On Corruption in South Africa An Alternative Interpretation for the Case of the Police Service
"This paper seeks to shed some light on the complexities of the phenomenon of corruption and, by extension,institutional performance. It focuses on the SAPS to illustrate its assertions. As a key institution responsible for social order in a country with a history of high levels of crime and conflict, the SAPS has a pivotal role to play in the normalisation of post-apartheid South African society. This piece points to the detrimental impact of corruption in this regard, which emanates from, among other things, a convoluted relationship between citizens’ negative perceptions of corruption and, ironically, a need to engage in such activity to fill the void that is created by the unpredictability of outcomes under conditions of precarious provision of public services. More importantly, perhaps, corruption is also a result of social practices that collide with assumed notions of good bureaucratic practice associated with the prototypical Weberian state, as well as the vulnerabilities of civil servants and ordinary citizens in particular social contexts.
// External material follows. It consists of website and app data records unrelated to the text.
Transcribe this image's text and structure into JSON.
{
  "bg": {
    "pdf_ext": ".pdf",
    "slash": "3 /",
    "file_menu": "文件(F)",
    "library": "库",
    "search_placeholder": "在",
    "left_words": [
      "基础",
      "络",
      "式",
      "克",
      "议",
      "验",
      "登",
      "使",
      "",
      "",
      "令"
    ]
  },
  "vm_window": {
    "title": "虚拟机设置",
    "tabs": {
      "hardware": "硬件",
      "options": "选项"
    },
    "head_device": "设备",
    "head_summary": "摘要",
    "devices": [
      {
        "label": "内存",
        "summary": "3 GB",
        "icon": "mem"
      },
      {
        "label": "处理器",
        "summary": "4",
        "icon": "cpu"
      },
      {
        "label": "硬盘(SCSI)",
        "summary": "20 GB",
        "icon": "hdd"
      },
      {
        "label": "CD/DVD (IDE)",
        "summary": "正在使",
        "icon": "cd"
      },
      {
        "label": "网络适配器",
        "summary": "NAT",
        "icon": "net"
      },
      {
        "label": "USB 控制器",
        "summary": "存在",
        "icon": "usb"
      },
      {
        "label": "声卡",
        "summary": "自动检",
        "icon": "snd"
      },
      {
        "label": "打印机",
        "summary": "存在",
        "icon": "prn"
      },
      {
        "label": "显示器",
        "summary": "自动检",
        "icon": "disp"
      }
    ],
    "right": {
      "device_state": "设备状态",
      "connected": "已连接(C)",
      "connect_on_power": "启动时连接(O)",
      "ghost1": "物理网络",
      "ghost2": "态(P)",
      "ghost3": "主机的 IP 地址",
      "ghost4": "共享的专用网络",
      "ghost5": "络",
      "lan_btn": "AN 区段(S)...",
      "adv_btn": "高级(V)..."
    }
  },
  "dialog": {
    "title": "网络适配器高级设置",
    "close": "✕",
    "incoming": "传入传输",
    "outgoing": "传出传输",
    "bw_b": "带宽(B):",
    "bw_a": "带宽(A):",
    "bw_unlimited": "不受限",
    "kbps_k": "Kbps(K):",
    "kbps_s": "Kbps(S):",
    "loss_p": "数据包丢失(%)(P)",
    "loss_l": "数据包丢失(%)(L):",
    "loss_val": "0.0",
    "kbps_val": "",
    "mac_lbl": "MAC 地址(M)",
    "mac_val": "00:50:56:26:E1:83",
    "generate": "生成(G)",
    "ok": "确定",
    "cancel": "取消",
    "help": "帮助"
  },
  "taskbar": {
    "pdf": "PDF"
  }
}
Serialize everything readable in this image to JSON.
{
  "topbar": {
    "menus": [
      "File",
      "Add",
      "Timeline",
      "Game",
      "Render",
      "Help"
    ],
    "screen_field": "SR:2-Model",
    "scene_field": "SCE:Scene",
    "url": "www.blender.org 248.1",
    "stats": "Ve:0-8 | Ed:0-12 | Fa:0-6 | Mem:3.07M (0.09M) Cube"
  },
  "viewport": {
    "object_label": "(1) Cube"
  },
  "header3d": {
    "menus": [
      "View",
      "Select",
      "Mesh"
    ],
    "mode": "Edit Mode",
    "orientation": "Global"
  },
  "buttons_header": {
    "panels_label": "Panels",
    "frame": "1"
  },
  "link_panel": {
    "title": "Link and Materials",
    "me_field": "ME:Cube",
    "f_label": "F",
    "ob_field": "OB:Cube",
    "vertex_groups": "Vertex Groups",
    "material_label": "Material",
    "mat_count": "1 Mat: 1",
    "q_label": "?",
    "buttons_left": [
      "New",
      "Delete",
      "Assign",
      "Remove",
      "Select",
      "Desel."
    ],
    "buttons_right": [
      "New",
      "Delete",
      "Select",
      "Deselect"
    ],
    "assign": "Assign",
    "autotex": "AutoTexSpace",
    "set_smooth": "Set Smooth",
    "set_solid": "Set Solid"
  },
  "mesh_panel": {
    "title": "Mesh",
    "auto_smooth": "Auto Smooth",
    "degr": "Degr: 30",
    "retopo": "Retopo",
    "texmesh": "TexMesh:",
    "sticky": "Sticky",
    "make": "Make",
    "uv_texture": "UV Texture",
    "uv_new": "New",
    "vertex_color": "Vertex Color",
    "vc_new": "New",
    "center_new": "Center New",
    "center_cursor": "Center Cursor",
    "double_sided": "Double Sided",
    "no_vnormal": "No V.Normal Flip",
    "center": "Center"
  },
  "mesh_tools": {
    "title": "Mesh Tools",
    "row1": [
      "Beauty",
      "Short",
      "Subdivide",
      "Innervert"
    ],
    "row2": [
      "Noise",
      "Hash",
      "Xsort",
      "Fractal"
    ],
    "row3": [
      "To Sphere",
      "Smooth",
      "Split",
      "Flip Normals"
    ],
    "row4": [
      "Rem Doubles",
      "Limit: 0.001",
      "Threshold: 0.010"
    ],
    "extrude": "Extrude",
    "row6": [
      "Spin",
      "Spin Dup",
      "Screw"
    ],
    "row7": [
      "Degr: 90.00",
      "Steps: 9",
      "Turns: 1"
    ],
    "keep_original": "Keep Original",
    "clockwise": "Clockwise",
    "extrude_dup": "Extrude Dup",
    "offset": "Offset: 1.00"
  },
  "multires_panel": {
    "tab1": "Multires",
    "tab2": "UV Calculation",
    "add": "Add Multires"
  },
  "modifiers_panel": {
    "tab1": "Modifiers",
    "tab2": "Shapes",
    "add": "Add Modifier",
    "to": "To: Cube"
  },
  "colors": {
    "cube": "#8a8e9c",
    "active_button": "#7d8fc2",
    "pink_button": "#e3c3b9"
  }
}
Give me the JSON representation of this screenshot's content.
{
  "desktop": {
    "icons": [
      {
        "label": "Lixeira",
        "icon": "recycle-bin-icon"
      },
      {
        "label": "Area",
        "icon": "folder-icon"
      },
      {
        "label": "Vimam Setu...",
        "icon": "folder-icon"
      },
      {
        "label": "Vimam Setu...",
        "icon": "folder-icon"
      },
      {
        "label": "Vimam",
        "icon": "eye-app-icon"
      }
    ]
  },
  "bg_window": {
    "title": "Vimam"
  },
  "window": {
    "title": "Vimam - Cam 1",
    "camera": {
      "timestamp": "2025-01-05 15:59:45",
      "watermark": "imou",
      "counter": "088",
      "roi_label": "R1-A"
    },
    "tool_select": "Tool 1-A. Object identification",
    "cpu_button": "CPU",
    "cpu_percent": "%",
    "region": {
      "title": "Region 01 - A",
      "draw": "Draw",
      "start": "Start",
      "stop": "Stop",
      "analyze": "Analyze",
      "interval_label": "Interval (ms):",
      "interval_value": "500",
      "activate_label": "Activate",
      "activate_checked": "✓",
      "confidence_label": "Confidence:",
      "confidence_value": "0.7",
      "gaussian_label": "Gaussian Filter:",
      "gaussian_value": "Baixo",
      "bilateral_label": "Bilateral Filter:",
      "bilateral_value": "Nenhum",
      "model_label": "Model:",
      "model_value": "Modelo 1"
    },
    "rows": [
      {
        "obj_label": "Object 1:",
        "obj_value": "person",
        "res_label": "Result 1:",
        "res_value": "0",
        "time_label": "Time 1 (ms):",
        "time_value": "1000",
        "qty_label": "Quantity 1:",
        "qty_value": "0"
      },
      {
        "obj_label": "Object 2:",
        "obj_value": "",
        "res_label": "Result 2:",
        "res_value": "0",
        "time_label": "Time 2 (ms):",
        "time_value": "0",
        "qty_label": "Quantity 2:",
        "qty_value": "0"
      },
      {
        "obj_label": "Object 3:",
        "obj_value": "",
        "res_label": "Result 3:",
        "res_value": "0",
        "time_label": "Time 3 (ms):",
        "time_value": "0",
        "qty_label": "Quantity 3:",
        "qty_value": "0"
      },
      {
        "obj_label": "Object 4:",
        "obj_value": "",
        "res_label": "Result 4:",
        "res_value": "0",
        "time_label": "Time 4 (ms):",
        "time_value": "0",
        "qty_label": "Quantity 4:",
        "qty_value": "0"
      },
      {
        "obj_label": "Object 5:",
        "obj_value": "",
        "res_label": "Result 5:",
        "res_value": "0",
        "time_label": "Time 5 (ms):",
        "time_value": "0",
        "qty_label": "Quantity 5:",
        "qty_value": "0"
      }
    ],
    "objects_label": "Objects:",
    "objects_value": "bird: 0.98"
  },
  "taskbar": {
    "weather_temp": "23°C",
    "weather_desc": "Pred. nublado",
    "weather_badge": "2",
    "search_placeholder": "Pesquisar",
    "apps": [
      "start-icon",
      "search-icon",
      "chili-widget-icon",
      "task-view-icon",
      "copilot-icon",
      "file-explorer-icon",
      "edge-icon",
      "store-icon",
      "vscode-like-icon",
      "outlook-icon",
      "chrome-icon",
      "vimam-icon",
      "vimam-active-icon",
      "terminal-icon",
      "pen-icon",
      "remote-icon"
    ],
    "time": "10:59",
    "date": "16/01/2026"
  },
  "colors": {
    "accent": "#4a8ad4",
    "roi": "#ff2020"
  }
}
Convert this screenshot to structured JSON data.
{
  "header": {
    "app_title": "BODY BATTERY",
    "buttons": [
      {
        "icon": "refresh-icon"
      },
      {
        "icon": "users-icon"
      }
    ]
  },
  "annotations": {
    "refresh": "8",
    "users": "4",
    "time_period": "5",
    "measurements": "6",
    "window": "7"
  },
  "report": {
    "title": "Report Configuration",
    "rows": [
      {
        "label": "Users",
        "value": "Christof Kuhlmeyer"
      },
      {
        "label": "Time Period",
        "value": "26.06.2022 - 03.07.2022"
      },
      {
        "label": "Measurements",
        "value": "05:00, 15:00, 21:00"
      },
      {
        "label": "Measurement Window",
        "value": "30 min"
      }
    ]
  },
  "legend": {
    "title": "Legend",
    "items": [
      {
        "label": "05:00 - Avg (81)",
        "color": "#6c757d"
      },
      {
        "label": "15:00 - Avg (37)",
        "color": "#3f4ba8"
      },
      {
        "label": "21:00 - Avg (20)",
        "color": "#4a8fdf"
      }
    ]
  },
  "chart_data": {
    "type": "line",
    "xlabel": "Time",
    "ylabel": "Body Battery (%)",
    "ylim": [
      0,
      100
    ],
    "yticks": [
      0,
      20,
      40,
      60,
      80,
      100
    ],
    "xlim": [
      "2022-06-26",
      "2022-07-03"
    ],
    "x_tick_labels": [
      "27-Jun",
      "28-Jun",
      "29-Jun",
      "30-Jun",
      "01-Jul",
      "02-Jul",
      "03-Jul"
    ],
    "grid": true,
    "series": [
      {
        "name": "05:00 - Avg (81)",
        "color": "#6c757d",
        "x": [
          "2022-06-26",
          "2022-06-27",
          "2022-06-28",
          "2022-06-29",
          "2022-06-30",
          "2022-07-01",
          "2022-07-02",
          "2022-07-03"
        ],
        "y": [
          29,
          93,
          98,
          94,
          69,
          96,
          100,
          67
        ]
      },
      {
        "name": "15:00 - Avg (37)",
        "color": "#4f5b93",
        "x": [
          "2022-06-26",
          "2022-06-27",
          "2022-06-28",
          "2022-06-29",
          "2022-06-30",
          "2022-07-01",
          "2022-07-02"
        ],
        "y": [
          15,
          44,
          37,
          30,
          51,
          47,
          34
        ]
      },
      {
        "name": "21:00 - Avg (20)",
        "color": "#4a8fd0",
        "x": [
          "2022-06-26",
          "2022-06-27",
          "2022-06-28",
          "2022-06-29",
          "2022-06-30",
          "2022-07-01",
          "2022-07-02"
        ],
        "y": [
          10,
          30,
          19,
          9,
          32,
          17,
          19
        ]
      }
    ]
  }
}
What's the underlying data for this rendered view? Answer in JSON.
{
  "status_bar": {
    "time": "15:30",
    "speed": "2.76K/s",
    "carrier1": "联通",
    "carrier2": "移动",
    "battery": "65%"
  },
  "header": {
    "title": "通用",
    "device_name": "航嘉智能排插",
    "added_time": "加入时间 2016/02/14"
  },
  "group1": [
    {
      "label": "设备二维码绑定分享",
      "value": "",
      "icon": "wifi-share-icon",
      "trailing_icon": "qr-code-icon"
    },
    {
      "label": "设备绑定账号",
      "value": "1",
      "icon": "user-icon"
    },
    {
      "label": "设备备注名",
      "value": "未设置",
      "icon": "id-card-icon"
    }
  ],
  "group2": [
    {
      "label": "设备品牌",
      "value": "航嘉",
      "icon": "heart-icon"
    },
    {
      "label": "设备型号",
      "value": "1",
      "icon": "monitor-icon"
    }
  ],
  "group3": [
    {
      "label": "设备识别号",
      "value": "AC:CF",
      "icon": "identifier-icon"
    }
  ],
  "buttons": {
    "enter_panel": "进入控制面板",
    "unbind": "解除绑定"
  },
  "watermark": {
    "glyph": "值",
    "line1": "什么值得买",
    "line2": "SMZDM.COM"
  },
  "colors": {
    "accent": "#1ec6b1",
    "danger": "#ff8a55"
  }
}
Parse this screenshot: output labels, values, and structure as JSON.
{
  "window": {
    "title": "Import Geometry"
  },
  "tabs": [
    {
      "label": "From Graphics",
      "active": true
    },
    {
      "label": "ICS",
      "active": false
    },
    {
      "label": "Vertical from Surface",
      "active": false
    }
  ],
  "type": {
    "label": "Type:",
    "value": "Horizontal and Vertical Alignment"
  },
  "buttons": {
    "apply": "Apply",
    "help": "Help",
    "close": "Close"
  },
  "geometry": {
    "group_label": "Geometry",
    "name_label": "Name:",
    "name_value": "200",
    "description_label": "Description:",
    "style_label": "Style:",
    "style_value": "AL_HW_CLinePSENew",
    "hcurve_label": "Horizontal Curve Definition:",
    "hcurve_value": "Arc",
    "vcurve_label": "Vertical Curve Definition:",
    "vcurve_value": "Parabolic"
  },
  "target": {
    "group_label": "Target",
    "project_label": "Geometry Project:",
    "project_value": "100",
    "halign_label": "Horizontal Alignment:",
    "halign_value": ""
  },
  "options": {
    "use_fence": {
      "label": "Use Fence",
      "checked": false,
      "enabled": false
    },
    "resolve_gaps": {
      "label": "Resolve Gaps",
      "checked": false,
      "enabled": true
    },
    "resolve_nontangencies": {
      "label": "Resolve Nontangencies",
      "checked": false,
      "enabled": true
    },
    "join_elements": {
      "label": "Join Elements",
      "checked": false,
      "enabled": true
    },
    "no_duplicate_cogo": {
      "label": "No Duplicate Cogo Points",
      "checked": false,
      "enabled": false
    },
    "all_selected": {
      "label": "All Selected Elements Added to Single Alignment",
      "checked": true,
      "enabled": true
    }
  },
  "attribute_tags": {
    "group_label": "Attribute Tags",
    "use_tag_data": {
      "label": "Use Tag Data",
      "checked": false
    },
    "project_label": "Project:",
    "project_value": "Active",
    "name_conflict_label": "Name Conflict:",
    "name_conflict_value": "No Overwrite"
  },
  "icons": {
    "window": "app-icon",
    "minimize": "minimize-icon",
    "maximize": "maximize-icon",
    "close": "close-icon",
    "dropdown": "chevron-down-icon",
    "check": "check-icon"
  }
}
Much more needs to be explored around these complexities relating to the relationship between citizens’ attitudes, opinions and behaviours, and institutional performance."